The response must contain every line below in which "JSON" appears.

------------------------------------------------

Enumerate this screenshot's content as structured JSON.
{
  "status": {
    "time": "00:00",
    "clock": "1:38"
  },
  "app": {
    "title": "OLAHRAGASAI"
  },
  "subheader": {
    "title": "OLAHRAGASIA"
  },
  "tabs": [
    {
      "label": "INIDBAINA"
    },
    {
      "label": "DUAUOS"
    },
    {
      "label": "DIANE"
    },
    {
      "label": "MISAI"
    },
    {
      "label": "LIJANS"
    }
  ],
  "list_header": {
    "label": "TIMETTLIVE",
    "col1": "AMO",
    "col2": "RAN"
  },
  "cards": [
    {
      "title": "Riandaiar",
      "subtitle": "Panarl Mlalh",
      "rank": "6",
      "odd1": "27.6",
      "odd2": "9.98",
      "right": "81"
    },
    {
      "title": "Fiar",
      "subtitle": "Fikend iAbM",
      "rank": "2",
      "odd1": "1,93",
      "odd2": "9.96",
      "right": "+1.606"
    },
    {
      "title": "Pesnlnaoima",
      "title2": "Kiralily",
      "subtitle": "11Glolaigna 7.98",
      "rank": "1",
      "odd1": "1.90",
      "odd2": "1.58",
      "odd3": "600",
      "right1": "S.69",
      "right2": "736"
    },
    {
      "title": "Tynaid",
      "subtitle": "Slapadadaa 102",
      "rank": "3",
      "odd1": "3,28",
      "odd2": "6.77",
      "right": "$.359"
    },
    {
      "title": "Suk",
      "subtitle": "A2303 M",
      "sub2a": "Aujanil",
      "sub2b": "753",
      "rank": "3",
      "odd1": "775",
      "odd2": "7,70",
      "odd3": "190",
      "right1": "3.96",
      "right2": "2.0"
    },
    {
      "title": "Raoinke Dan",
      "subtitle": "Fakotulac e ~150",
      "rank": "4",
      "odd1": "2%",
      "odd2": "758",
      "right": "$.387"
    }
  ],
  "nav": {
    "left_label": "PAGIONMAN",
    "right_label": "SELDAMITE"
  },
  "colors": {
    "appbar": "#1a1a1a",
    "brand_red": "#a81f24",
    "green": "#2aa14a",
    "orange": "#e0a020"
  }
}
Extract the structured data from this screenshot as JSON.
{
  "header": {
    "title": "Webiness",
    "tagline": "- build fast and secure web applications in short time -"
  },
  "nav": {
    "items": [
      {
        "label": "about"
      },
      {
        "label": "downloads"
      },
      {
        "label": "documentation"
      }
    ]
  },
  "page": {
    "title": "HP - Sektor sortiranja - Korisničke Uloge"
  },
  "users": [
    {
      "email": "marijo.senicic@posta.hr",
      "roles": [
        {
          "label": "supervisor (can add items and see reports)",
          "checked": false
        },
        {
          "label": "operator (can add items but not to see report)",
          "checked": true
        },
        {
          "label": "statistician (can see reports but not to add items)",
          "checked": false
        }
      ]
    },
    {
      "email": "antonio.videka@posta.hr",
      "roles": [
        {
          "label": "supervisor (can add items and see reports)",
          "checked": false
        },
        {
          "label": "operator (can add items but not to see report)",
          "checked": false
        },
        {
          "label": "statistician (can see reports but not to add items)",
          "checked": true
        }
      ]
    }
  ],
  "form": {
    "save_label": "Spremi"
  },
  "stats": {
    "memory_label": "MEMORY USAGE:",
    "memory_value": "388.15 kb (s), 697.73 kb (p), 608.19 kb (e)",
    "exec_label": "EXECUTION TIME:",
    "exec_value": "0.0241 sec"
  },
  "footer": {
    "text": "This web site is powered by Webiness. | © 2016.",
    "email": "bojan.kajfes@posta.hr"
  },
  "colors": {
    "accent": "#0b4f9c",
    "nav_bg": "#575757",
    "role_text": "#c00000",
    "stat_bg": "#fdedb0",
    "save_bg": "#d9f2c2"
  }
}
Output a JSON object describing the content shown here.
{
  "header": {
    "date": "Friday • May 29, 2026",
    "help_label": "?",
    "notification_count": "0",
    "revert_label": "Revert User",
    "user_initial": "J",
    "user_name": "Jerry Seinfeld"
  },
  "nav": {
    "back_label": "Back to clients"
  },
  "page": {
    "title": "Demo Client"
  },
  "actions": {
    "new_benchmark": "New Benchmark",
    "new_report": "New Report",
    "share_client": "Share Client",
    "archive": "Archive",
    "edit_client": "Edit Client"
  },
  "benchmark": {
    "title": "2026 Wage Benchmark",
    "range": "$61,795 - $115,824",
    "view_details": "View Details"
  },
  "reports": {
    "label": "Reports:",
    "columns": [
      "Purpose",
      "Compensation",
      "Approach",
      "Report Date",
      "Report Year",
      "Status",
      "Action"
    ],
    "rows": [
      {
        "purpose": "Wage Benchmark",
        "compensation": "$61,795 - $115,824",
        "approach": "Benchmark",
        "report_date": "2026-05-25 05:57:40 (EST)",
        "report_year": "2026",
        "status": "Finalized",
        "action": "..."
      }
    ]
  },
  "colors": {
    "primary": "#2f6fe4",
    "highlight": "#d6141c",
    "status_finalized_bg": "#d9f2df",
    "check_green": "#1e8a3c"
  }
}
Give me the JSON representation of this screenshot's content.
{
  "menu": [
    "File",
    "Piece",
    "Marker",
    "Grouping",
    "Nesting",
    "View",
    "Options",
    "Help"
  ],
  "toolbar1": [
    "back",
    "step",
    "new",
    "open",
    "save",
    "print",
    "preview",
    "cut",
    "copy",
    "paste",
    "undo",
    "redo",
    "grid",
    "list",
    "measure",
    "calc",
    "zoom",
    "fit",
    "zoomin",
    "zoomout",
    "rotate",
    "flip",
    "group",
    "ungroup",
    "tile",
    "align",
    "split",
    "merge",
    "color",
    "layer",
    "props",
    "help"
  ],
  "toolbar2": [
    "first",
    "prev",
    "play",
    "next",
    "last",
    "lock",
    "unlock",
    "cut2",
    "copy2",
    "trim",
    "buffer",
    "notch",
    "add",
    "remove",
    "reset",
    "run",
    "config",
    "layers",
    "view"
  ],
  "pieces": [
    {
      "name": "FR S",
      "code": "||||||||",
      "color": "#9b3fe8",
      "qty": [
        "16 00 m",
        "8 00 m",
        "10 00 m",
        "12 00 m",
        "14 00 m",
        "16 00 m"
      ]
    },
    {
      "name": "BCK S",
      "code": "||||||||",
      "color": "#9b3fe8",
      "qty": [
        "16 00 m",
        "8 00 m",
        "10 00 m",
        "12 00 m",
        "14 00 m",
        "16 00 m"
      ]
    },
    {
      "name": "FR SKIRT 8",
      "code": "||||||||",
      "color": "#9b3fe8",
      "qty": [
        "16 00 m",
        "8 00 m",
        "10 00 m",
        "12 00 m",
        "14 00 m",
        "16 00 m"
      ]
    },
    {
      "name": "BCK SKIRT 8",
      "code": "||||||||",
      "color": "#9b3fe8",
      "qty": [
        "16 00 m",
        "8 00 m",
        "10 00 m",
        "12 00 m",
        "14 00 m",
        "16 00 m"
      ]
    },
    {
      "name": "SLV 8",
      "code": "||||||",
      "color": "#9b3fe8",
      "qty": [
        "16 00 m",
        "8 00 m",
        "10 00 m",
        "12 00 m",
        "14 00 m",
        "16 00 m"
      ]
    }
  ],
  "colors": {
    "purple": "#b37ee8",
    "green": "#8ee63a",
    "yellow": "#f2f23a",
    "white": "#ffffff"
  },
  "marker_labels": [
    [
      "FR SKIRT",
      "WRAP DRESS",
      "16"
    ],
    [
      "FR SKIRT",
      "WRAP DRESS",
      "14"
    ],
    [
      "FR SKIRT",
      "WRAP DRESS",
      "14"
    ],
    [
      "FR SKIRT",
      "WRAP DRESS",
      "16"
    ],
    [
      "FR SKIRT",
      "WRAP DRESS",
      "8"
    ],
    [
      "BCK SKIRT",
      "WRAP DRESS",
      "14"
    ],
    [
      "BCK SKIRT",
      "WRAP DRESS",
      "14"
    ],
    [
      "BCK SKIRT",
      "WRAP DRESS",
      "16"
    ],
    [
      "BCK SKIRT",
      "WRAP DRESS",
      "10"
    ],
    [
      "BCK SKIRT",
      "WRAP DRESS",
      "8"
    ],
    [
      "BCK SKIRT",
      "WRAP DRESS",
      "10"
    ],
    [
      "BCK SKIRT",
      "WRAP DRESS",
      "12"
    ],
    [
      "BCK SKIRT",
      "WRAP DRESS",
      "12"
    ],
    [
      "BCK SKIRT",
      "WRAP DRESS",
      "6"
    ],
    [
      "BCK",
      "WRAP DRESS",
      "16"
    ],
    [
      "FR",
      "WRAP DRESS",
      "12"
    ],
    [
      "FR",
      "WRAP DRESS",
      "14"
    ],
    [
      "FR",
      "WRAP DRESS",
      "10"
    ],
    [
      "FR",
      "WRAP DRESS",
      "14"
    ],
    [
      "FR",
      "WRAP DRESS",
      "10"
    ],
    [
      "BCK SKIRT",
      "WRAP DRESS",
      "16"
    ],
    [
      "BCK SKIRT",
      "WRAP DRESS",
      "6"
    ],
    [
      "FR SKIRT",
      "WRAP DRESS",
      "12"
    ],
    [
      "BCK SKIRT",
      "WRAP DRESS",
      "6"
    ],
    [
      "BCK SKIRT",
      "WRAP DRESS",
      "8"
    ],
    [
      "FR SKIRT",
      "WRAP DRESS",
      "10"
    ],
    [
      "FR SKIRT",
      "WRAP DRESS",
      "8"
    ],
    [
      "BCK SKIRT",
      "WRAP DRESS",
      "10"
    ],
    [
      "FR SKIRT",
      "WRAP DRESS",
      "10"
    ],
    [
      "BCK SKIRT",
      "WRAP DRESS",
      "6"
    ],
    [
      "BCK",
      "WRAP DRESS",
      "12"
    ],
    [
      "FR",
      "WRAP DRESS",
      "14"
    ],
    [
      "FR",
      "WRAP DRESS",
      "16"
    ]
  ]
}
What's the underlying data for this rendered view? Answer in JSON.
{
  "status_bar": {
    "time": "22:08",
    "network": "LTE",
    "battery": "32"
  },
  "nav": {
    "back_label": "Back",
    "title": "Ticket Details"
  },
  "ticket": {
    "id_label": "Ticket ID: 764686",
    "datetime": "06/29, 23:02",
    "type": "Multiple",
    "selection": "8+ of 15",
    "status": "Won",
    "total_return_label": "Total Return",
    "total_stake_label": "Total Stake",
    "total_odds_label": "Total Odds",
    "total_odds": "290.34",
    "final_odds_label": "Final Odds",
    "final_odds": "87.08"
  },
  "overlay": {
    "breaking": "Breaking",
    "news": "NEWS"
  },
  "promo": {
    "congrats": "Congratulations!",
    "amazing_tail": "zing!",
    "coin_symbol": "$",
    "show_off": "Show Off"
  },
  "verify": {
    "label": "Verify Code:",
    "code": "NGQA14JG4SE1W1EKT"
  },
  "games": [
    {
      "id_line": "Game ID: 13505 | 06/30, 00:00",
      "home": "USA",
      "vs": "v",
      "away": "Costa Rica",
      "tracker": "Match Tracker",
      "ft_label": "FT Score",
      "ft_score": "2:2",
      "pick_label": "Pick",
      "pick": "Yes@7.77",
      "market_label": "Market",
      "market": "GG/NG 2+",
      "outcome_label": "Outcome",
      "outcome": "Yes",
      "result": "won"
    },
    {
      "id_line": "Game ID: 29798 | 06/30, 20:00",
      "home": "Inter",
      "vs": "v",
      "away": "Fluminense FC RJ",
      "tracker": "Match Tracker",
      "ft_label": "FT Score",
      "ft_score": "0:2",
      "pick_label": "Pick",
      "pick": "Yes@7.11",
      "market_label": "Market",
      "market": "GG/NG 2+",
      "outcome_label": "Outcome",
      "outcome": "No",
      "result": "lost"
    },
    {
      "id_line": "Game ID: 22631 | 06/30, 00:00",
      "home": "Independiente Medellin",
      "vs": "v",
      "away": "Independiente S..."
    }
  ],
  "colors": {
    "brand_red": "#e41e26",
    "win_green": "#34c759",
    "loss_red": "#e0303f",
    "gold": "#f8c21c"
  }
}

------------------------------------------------

__Solution to the exercise__
Enumerate this screenshot's content as structured JSON.
Extract the structured data from this screenshot as JSON.
Output a JSON object describing the content shown here.
Give me the JSON representation of this screenshot's content.
What's the underlying data for this rendered view? Answer in JSON.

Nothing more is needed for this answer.